For each line of the data below, test for "không". Report only the number of lines that pass.

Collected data
══════════

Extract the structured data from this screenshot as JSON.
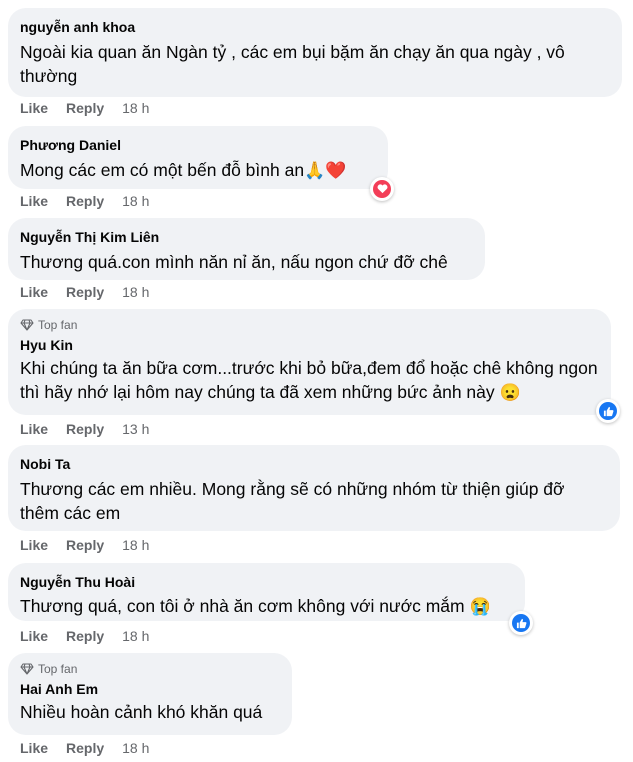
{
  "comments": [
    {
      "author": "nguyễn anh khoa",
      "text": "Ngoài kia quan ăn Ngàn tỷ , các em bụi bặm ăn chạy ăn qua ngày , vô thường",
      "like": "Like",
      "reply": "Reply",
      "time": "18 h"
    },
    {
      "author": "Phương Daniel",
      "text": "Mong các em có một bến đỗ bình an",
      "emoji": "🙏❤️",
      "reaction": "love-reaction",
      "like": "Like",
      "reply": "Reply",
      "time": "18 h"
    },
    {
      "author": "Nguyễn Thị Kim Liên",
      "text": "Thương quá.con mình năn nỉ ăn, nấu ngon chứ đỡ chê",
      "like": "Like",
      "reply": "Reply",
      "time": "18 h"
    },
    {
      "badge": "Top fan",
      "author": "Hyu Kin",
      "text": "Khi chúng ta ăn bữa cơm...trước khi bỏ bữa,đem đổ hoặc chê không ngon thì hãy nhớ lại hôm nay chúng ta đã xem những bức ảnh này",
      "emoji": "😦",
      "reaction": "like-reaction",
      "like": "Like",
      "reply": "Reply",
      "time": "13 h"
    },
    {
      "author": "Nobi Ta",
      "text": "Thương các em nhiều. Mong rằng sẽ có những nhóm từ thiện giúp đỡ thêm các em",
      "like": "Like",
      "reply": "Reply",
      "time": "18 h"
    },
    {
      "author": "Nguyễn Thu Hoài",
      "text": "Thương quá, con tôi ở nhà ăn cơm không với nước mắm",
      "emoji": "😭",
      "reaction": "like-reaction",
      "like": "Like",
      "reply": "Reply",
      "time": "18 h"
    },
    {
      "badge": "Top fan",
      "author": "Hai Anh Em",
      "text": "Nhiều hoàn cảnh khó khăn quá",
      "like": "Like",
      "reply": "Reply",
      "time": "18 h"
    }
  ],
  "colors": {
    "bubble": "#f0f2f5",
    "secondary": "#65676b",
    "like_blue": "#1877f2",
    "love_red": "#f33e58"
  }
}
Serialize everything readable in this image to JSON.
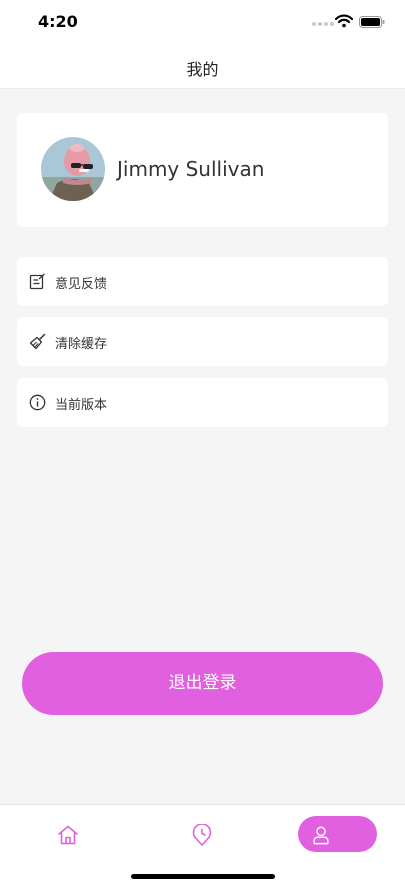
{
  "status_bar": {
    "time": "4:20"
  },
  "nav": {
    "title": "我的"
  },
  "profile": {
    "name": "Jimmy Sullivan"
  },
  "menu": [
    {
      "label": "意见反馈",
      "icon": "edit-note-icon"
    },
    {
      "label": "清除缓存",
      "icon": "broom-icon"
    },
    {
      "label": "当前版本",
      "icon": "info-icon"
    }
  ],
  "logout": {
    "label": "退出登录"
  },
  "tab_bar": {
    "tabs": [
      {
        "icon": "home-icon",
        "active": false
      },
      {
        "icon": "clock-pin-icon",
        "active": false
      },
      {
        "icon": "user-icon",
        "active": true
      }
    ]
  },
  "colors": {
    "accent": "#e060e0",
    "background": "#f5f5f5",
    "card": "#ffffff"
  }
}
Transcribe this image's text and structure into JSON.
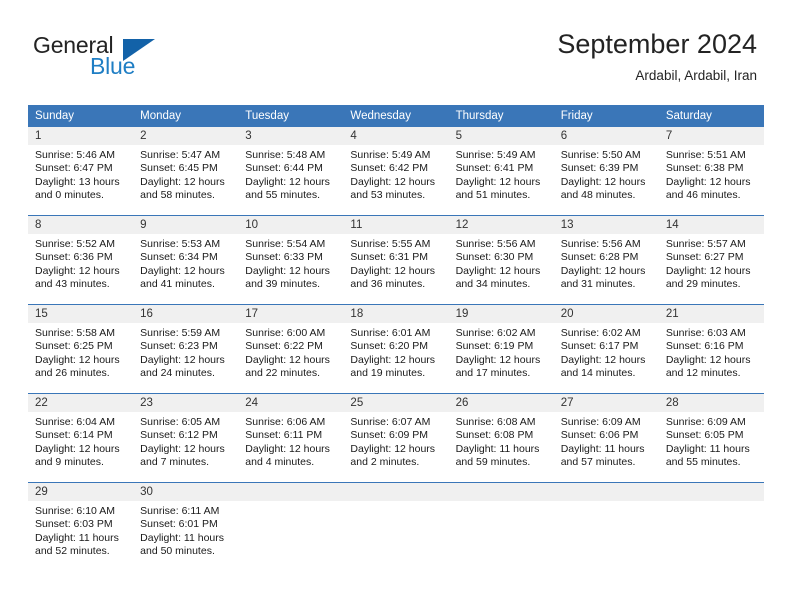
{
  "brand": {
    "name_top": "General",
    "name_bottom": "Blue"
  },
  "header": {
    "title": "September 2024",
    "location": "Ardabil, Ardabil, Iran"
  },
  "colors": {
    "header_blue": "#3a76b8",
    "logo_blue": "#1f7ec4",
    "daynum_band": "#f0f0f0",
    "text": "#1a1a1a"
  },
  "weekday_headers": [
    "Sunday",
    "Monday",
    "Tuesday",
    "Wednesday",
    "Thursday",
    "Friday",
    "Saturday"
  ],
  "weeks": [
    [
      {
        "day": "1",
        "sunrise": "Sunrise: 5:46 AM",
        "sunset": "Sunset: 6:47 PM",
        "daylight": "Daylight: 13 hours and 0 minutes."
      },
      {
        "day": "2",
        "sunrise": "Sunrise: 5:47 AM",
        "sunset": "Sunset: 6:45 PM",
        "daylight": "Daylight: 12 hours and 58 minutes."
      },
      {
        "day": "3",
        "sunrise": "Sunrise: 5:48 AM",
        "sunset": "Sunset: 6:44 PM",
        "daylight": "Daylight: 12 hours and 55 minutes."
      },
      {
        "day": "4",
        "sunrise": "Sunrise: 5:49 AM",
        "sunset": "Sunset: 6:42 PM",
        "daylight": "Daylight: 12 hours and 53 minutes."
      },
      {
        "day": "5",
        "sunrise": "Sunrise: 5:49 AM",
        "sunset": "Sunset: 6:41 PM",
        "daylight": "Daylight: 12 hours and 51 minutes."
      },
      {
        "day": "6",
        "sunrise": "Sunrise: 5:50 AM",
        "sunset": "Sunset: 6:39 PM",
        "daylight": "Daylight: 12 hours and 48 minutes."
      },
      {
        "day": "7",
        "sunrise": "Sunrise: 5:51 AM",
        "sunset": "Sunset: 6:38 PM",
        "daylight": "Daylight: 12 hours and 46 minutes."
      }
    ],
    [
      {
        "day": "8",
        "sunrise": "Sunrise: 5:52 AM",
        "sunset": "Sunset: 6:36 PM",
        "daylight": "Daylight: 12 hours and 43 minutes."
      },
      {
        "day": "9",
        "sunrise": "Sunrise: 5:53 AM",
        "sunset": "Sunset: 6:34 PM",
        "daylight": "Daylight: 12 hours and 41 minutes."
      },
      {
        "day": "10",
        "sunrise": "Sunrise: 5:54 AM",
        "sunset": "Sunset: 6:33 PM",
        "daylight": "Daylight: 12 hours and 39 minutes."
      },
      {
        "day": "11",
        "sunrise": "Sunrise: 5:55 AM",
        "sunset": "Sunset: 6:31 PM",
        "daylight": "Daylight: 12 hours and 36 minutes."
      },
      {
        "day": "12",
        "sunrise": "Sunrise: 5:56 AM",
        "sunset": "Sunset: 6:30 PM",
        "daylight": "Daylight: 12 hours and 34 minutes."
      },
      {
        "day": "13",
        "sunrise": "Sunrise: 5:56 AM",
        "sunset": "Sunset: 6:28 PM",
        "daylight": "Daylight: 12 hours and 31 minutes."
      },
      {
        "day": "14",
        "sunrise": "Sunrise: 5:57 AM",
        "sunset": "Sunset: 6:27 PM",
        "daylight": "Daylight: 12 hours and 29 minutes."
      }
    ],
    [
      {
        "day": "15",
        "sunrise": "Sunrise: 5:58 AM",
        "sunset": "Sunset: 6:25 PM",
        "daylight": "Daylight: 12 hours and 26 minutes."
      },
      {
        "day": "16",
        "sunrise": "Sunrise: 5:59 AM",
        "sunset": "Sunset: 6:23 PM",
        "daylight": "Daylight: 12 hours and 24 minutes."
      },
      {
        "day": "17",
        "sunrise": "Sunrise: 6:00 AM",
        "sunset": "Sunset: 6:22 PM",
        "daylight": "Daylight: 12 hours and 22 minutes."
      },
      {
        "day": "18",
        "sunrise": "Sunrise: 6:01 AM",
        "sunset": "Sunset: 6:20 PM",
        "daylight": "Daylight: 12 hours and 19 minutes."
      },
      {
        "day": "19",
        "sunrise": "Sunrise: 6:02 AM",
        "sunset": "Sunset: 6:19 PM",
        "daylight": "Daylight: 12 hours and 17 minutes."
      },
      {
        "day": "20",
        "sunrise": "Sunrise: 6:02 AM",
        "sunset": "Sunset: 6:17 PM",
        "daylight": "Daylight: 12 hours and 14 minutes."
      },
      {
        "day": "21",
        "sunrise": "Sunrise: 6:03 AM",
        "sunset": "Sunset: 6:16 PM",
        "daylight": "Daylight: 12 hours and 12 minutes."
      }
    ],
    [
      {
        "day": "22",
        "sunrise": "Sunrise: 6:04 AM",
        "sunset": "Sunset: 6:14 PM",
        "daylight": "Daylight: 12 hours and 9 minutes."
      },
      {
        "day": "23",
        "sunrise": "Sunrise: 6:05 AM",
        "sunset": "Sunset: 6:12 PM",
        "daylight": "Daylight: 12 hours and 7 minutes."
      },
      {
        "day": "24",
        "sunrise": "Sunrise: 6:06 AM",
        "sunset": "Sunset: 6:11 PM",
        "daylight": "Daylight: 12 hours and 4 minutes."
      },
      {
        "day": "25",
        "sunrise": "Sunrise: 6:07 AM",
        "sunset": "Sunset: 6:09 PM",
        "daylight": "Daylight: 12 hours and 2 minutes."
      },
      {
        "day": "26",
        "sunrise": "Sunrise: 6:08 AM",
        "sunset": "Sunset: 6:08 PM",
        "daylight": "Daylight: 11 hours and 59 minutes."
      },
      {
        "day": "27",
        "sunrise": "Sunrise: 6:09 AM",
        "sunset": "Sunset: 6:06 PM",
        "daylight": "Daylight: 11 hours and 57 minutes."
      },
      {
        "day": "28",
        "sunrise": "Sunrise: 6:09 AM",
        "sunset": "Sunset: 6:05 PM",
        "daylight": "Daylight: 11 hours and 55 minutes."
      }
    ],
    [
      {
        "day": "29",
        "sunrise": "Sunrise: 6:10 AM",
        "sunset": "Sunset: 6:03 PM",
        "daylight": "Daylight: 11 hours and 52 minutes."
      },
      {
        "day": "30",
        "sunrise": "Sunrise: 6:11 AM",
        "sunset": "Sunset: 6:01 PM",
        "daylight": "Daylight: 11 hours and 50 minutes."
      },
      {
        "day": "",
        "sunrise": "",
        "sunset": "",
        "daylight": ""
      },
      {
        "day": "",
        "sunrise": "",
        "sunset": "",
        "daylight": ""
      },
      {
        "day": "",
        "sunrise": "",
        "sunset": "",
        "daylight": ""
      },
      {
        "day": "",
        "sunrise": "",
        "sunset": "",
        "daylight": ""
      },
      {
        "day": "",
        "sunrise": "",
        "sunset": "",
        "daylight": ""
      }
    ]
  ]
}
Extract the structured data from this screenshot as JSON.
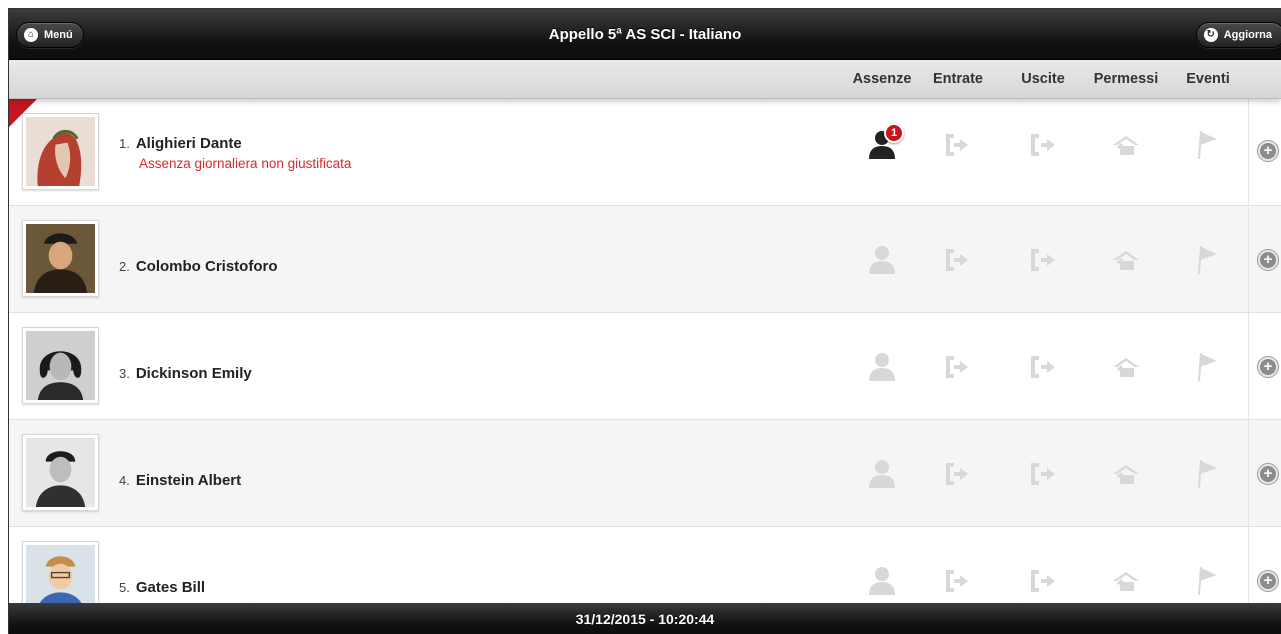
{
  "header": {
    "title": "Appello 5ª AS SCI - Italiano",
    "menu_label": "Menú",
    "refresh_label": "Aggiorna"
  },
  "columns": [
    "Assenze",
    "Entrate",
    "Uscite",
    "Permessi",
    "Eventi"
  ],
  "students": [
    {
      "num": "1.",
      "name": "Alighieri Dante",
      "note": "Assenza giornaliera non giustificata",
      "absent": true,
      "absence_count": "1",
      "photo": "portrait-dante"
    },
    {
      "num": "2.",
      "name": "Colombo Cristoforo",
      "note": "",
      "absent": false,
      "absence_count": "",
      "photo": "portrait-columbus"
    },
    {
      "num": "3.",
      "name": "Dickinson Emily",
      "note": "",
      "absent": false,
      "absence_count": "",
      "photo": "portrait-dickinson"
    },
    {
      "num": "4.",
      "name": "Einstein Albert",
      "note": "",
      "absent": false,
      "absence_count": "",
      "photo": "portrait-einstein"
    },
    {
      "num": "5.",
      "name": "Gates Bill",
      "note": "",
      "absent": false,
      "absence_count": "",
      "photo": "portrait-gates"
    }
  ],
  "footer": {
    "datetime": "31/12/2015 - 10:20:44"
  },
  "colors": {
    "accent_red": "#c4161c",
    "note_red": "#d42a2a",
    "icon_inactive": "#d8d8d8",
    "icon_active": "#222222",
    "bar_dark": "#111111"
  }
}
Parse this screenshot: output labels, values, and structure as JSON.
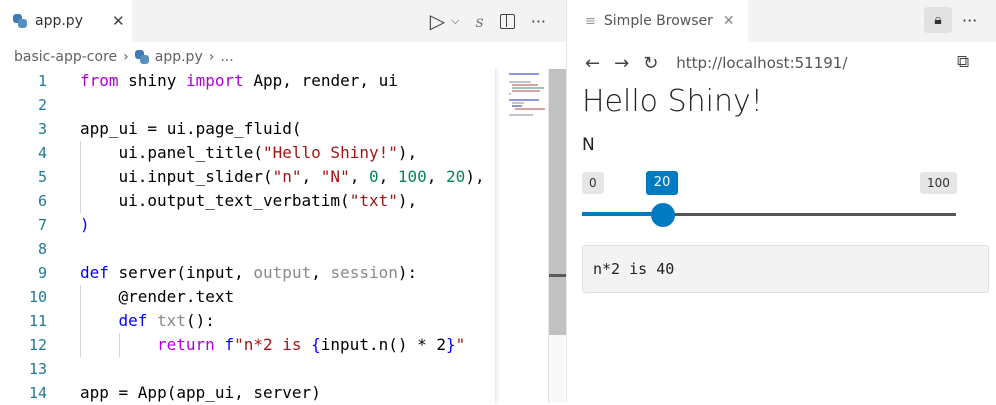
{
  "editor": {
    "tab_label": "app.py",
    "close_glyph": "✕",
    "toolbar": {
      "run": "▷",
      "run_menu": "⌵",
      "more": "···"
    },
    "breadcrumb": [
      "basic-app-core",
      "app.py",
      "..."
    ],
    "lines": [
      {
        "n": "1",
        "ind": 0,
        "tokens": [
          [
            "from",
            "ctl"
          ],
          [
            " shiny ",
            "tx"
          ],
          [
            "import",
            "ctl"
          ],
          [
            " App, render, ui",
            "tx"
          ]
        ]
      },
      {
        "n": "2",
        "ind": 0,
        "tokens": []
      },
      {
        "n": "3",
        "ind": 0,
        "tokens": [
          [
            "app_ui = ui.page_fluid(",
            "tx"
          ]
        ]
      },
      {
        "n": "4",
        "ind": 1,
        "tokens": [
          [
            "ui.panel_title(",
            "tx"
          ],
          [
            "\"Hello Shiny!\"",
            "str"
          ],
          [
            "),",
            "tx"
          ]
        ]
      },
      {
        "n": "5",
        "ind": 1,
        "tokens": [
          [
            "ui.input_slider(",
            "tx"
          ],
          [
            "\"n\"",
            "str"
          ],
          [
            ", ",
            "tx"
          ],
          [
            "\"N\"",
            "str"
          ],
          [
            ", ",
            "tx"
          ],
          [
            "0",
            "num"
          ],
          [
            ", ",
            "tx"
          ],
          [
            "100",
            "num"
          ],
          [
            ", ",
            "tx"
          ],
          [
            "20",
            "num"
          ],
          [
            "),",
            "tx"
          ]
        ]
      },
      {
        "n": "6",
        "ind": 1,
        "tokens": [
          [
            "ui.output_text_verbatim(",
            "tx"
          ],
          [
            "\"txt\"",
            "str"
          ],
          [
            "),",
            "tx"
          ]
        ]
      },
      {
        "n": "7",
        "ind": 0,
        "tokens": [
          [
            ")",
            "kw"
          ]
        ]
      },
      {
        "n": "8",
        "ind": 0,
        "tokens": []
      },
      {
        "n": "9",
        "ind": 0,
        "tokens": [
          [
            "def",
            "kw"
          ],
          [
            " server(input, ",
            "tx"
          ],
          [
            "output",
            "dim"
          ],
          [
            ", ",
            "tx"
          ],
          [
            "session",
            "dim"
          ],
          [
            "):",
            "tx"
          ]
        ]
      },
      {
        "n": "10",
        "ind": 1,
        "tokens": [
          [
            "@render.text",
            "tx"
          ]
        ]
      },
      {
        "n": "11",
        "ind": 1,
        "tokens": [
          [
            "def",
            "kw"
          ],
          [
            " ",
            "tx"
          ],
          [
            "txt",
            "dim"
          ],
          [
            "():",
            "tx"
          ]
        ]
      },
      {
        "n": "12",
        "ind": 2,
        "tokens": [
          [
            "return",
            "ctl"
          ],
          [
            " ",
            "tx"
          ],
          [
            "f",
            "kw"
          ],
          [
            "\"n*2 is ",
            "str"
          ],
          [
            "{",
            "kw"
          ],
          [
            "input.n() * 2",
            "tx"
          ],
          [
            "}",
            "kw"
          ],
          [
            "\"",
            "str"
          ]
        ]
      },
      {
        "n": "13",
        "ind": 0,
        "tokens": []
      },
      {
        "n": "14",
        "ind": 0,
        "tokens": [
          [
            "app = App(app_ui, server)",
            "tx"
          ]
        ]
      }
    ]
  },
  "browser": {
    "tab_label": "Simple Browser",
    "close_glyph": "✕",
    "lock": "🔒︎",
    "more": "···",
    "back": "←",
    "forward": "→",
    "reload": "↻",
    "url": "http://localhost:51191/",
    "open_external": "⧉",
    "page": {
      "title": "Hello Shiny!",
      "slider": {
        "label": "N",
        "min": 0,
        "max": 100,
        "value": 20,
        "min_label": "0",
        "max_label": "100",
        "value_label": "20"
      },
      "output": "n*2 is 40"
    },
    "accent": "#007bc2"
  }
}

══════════

◆ **Written solution**: 2